While the trial is still ongoing, the companies say the results published this month clearly indicate that utilizing the software-based SmartRIS function can significantly save time and resources in operational network management work.

The companies note that conventional identification of network ingress is a laborious and time-consuming task that requires searching and combining data from several systems manually. The software-based process, on the contrary, is based on automatic communication between the server and the intelligent nodes and amplifiers in the field, which reduces the average time for an ingress search to as short as seven minutes, as shown in the trial. Additionally, the process provides exact location and statistical information about where ingress enters the network, thus making repairs in field faster and helping target future network upgrades.

“Today, people and societies everywhere are relying on high-speed broadband networks to stay connected with their friends and families and ensure continuity of businesses in many cases,” commented Mikko Nurmi, Director, Network Architecture and Security, DNA. "The automated ingress control process allows us to ensure that the quality of services experienced by our subscribers is high, and our network will be able to meet consumers’ data transmission demands in all circumstances. For our personnel, the automated process gives time for concentrating on more value adding tasks, instead of manually running the ingress control process."

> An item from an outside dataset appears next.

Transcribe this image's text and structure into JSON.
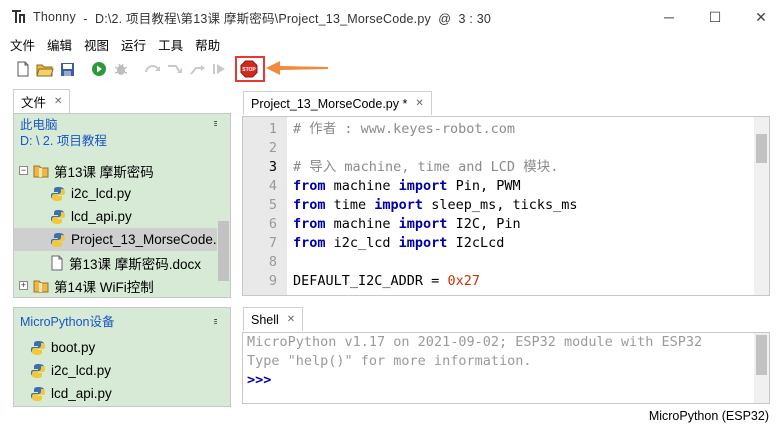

The trial set-up, its first results, and the operation principle of the SmartRIS automatic ingress detection function are described in more detail on the Teleste website. Read the full case study to learn more.